« Reply #64 on: January 10, 2021, 01:35:54 AM »
I have recently been enjoying a disc of Reicha's wind quintets with the Belfiato Quintet (Supraphon) and wondering why on earth I ignored his music for so long. It's delightful and endlessly creative in very small unflashy ways. Sort of like the windy heir to Haydn.

Hurwitz recently had huge praise for a Brilliant recording of the "quatuor scientifique" and mentioned Reicha's personal view that fugues could be composed on any subject, with the voices in any key. Now that sounds like something worth hearing.

Did you know that a woodwind quintet didn't exist when Reich composed his first set? Anyone who shared living quarters with Beethoven is good in my book.
And this is an excerpt from his autobiography:
There was a dearth not only of good classic music, but of any good music for wind instruments, simply because the composers knew little of their technique. The effects that a combination of these instruments could produce had not been explored. Instrumentalists have made enormous strides in the past twenty years, their instruments have been perfected by the addition of keys, but there was no worthwhile music to show their possibilities. Such was the state of affairs when I conceived the idea of writing a quintet for a combination of the five principal wind instruments (flute, oboe, clarinet, horn and bassoon). My first attempt was a failure, and I discarded it. A new style of composition was necessary for these instruments, which are between the voices and strings. Combinations of a particular kind had to be devised in order to strike the listener. After much thought and careful study of the possibilities of each instrument, I made my second attempt, and wrote two very successful quintets. A few years later I had completed the six that make up the first book [Op. 88].
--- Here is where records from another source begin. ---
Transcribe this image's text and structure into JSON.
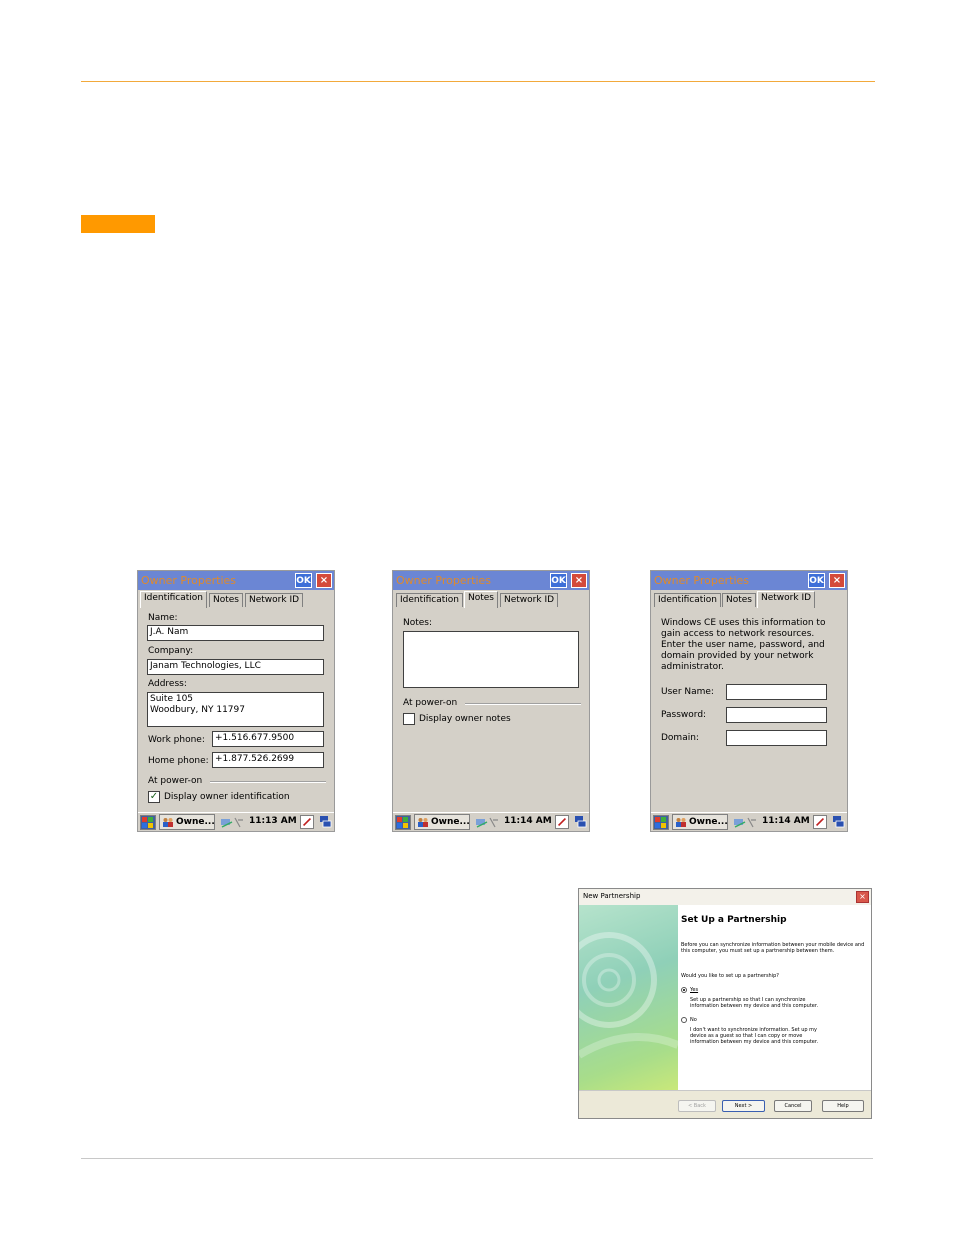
{
  "screens": [
    {
      "title": "Owner Properties",
      "ok_label": "OK",
      "close_label": "×",
      "tabs": [
        "Identification",
        "Notes",
        "Network ID"
      ],
      "active_tab": 0,
      "fields": {
        "name_label": "Name:",
        "name_value": "J.A. Nam",
        "company_label": "Company:",
        "company_value": "Janam Technologies, LLC",
        "address_label": "Address:",
        "address_value": "Suite 105\nWoodbury, NY 11797",
        "work_phone_label": "Work phone:",
        "work_phone_value": "+1.516.677.9500",
        "home_phone_label": "Home phone:",
        "home_phone_value": "+1.877.526.2699",
        "power_on_label": "At power-on",
        "checkbox_label": "Display owner identification",
        "checked": true
      },
      "taskbar": {
        "task_label": "Owne...",
        "clock": "11:13 AM"
      }
    },
    {
      "title": "Owner Properties",
      "ok_label": "OK",
      "close_label": "×",
      "tabs": [
        "Identification",
        "Notes",
        "Network ID"
      ],
      "active_tab": 1,
      "fields": {
        "notes_label": "Notes:",
        "notes_value": "",
        "power_on_label": "At power-on",
        "checkbox_label": "Display owner notes",
        "checked": false
      },
      "taskbar": {
        "task_label": "Owne...",
        "clock": "11:14 AM"
      }
    },
    {
      "title": "Owner Properties",
      "ok_label": "OK",
      "close_label": "×",
      "tabs": [
        "Identification",
        "Notes",
        "Network ID"
      ],
      "active_tab": 2,
      "fields": {
        "description": "Windows CE uses this information to gain access to network resources. Enter the user name, password, and domain provided by your network administrator.",
        "username_label": "User Name:",
        "username_value": "",
        "password_label": "Password:",
        "password_value": "",
        "domain_label": "Domain:",
        "domain_value": ""
      },
      "taskbar": {
        "task_label": "Owne...",
        "clock": "11:14 AM"
      }
    }
  ],
  "dialog": {
    "title": "New Partnership",
    "close_label": "×",
    "heading": "Set Up a Partnership",
    "intro": "Before you can synchronize information between your mobile device and this computer, you must set up a partnership between them.",
    "question": "Would you like to set up a partnership?",
    "options": [
      {
        "label": "Yes",
        "description": "Set up a partnership so that I can synchronize information between my device and this computer.",
        "selected": true
      },
      {
        "label": "No",
        "description": "I don't want to synchronize information. Set up my device as a guest so that I can copy or move information between my device and this computer.",
        "selected": false
      }
    ],
    "buttons": {
      "back": "< Back",
      "next": "Next >",
      "cancel": "Cancel",
      "help": "Help"
    }
  },
  "colors": {
    "accent_orange": "#ff9900",
    "rule_orange": "#f2a93b"
  }
}
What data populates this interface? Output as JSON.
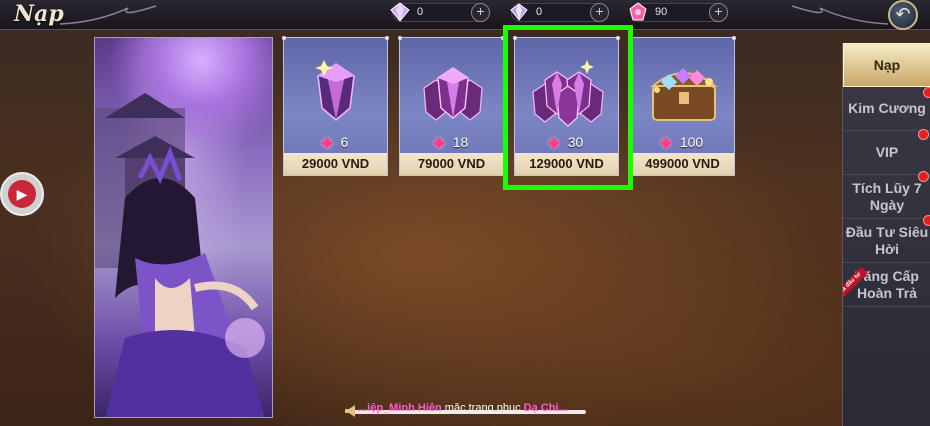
{
  "header": {
    "title": "Nạp",
    "currencies": [
      {
        "icon": "diamond-icon",
        "value": "0"
      },
      {
        "icon": "bound-diamond-icon",
        "value": "0"
      },
      {
        "icon": "coin-icon",
        "value": "90"
      }
    ],
    "back_icon": "back-arrow-icon"
  },
  "packages": [
    {
      "gems": "6",
      "price": "29000 VND",
      "icon": "single-gem-icon"
    },
    {
      "gems": "18",
      "price": "79000 VND",
      "icon": "three-gems-icon"
    },
    {
      "gems": "30",
      "price": "129000 VND",
      "icon": "gem-pile-icon",
      "selected": true
    },
    {
      "gems": "100",
      "price": "499000 VND",
      "icon": "treasure-chest-icon"
    }
  ],
  "sidebar": {
    "tabs": [
      {
        "label": "Nạp",
        "active": true,
        "badge": false
      },
      {
        "label": "Kim Cương",
        "badge": true
      },
      {
        "label": "VIP",
        "badge": true
      },
      {
        "label": "Tích Lũy 7 Ngày",
        "badge": true
      },
      {
        "label": "Đầu Tư Siêu Hời",
        "badge": false
      },
      {
        "label": "Tăng Cấp Hoàn Trả",
        "badge": false,
        "ribbon": "Mua đầu tư"
      }
    ]
  },
  "marquee": {
    "name": "...iệp_Minh Hiên",
    "text": " mặc trang phục ",
    "item": "Dạ Chi..."
  },
  "colors": {
    "selection_frame": "#1aff00",
    "price_bg": "#f3e6cf",
    "card_bg": "#6a72b4",
    "active_tab": "#e6d09a"
  }
}
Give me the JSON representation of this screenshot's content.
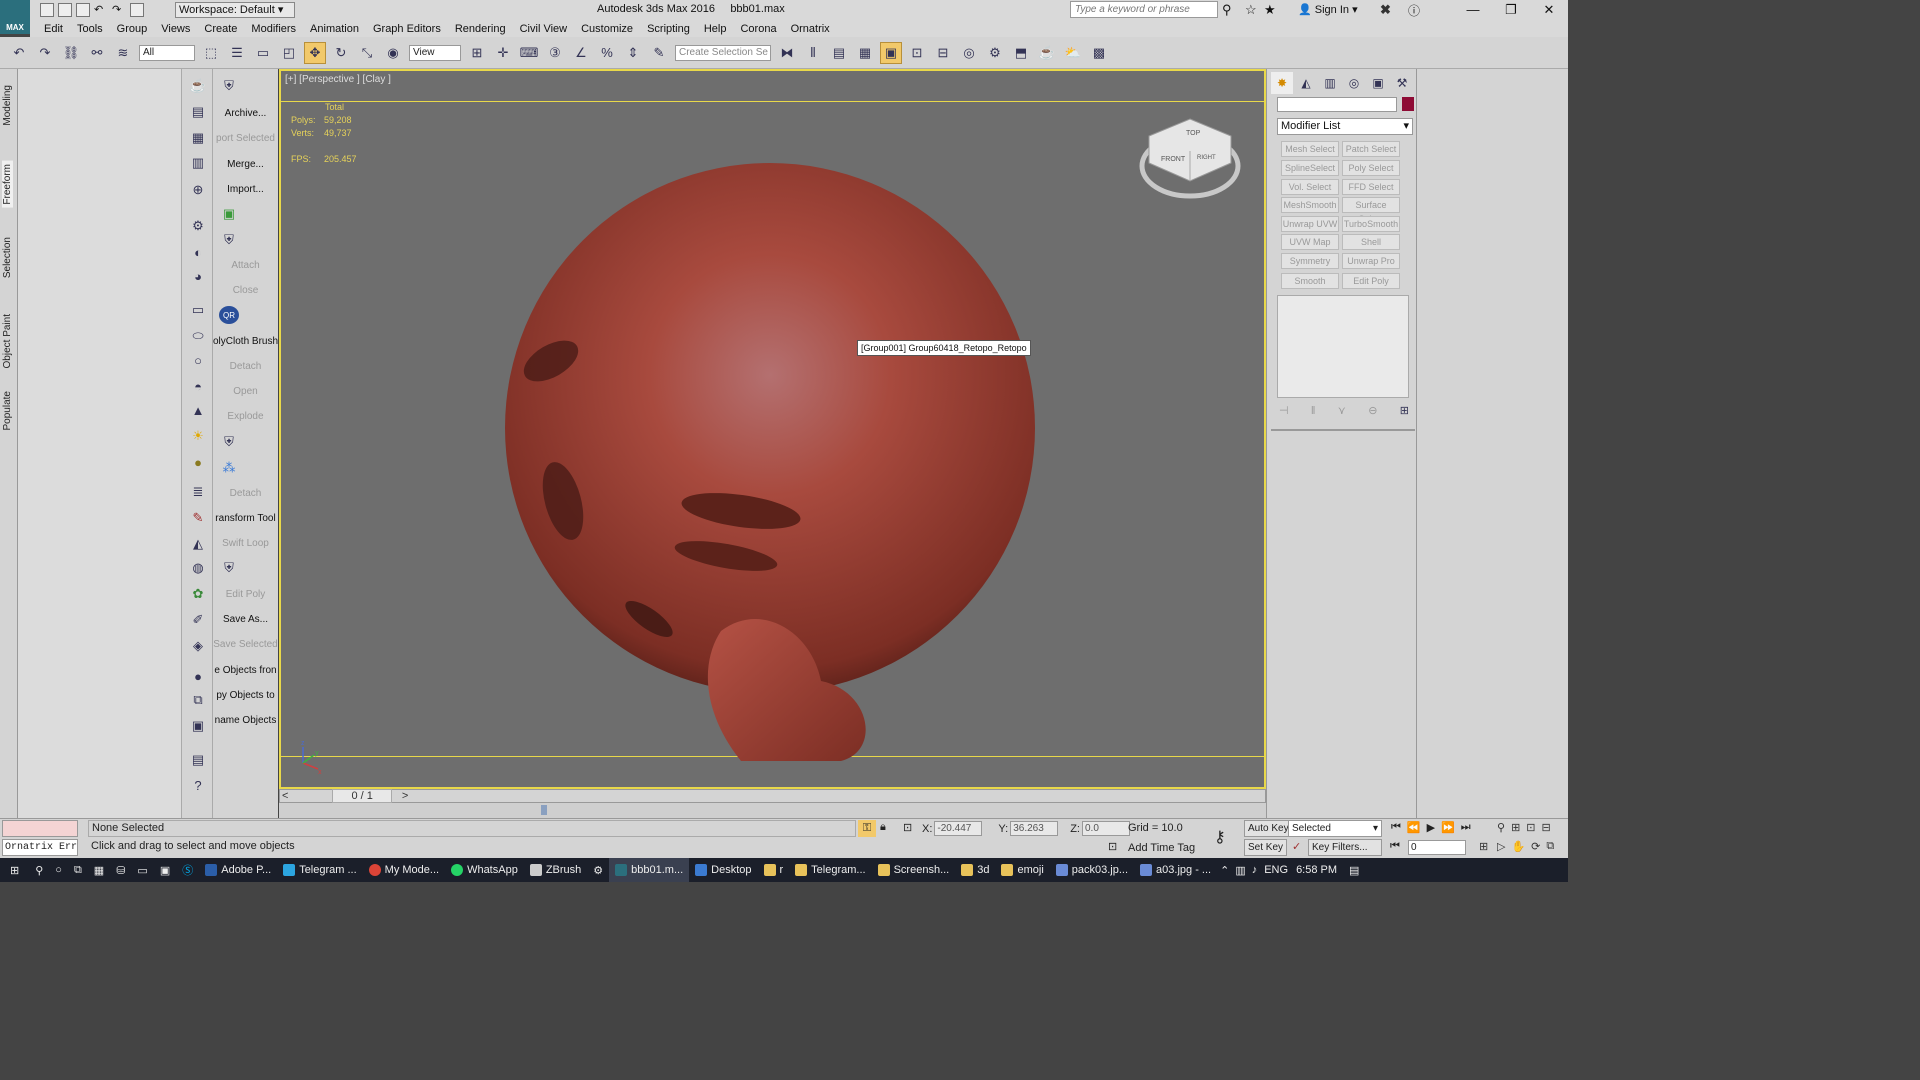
{
  "window": {
    "app_title": "Autodesk 3ds Max 2016",
    "file_name": "bbb01.max",
    "logo_text": "MAX",
    "workspace_label": "Workspace: Default",
    "search_placeholder": "Type a keyword or phrase",
    "sign_in": "Sign In",
    "min": "—",
    "max": "❐",
    "close": "✕"
  },
  "menu": [
    "Edit",
    "Tools",
    "Group",
    "Views",
    "Create",
    "Modifiers",
    "Animation",
    "Graph Editors",
    "Rendering",
    "Civil View",
    "Customize",
    "Scripting",
    "Help",
    "Corona",
    "Ornatrix"
  ],
  "toolbar": {
    "filter": "All",
    "ref_coord": "View",
    "selection_set_placeholder": "Create Selection Se"
  },
  "left_tabs": [
    "Modeling",
    "Freeform",
    "Selection",
    "Object Paint",
    "Populate"
  ],
  "commands": [
    {
      "label": "Archive...",
      "enabled": true
    },
    {
      "label": "port Selected",
      "enabled": false
    },
    {
      "label": "Merge...",
      "enabled": true
    },
    {
      "label": "Import...",
      "enabled": true
    },
    {
      "label": "Attach",
      "enabled": false
    },
    {
      "label": "Close",
      "enabled": false
    },
    {
      "label": "olyCloth Brush",
      "enabled": true
    },
    {
      "label": "Detach",
      "enabled": false
    },
    {
      "label": "Open",
      "enabled": false
    },
    {
      "label": "Explode",
      "enabled": false
    },
    {
      "label": "Detach",
      "enabled": false
    },
    {
      "label": "ransform Tool",
      "enabled": true
    },
    {
      "label": "Swift Loop",
      "enabled": false
    },
    {
      "label": "Edit Poly",
      "enabled": false
    },
    {
      "label": "Save As...",
      "enabled": true
    },
    {
      "label": "Save Selected",
      "enabled": false
    },
    {
      "label": "e Objects fron",
      "enabled": true
    },
    {
      "label": "py Objects to",
      "enabled": true
    },
    {
      "label": "name Objects",
      "enabled": true
    }
  ],
  "viewport": {
    "label": "[+] [Perspective ] [Clay ]",
    "stats_header": "Total",
    "polys_label": "Polys:",
    "polys": "59,208",
    "verts_label": "Verts:",
    "verts": "49,737",
    "fps_label": "FPS:",
    "fps": "205.457",
    "tooltip": "[Group001] Group60418_Retopo_Retopo",
    "viewcube_top": "TOP",
    "viewcube_front": "FRONT",
    "viewcube_right": "RIGHT",
    "axis_z": "z",
    "axis_x": "x",
    "axis_y": "y",
    "accent": "#e8d84a",
    "object_color": "#b0473c"
  },
  "timeline": {
    "frame": "0 / 1",
    "prev": "<",
    "next": ">"
  },
  "command_panel": {
    "modifier_list": "Modifier List",
    "object_color": "#8e0b35",
    "modifiers": [
      "Mesh Select",
      "Patch Select",
      "SplineSelect",
      "Poly Select",
      "Vol. Select",
      "FFD Select",
      "MeshSmooth",
      "Surface Select",
      "Unwrap UVW",
      "TurboSmooth",
      "UVW Map",
      "Shell",
      "Symmetry",
      "Unwrap Pro",
      "Smooth",
      "Edit Poly"
    ]
  },
  "status": {
    "script_output": "Ornatrix Err(",
    "selection": "None Selected",
    "prompt": "Click and drag to select and move objects",
    "x_label": "X:",
    "x": "-20.447",
    "y_label": "Y:",
    "y": "36.263",
    "z_label": "Z:",
    "z": "0.0",
    "grid": "Grid = 10.0",
    "auto_key": "Auto Key",
    "set_key": "Set Key",
    "selected": "Selected",
    "key_filters": "Key Filters...",
    "add_time_tag": "Add Time Tag",
    "frame_field": "0"
  },
  "taskbar": {
    "items": [
      {
        "label": "Adobe P...",
        "color": "#2b5ea8",
        "active": false
      },
      {
        "label": "Telegram ...",
        "color": "#2ca5e0",
        "active": false
      },
      {
        "label": "My Mode...",
        "color": "#db4437",
        "active": false
      },
      {
        "label": "WhatsApp",
        "color": "#25d366",
        "active": false
      },
      {
        "label": "ZBrush",
        "color": "#cccccc",
        "active": false
      },
      {
        "label": "bbb01.m...",
        "color": "#2b6f7d",
        "active": true
      },
      {
        "label": "Desktop",
        "color": "#3b7bd1",
        "active": false
      },
      {
        "label": "r",
        "color": "#e8c25a",
        "active": false
      },
      {
        "label": "Telegram...",
        "color": "#e8c25a",
        "active": false
      },
      {
        "label": "Screensh...",
        "color": "#e8c25a",
        "active": false
      },
      {
        "label": "3d",
        "color": "#e8c25a",
        "active": false
      },
      {
        "label": "emoji",
        "color": "#e8c25a",
        "active": false
      },
      {
        "label": "pack03.jp...",
        "color": "#6a8bd6",
        "active": false
      },
      {
        "label": "a03.jpg - ...",
        "color": "#6a8bd6",
        "active": false
      }
    ],
    "language": "ENG",
    "time": "6:58 PM"
  }
}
There, a few Reicha PI recordings:



Notes on his 36 fugues Op 36:
Bold writing for the period. Makes high demands on the pianist's interpretive powers. Kind of a later Well-Tempered Clavier. Some fugues are based on subjects by other composers, such as Bach, Mozart, Haydn, and Scarlatti.

PS. There needs to be a proper and informed discussion about the distinction between using period instruments and a historically informed practice somewhere sometime, especially for the past transition period. I have serious notes based on Bach Violin Sonatas.


« Last Edit: January 10, 2021, 01:43:32 AM by Brass Hole »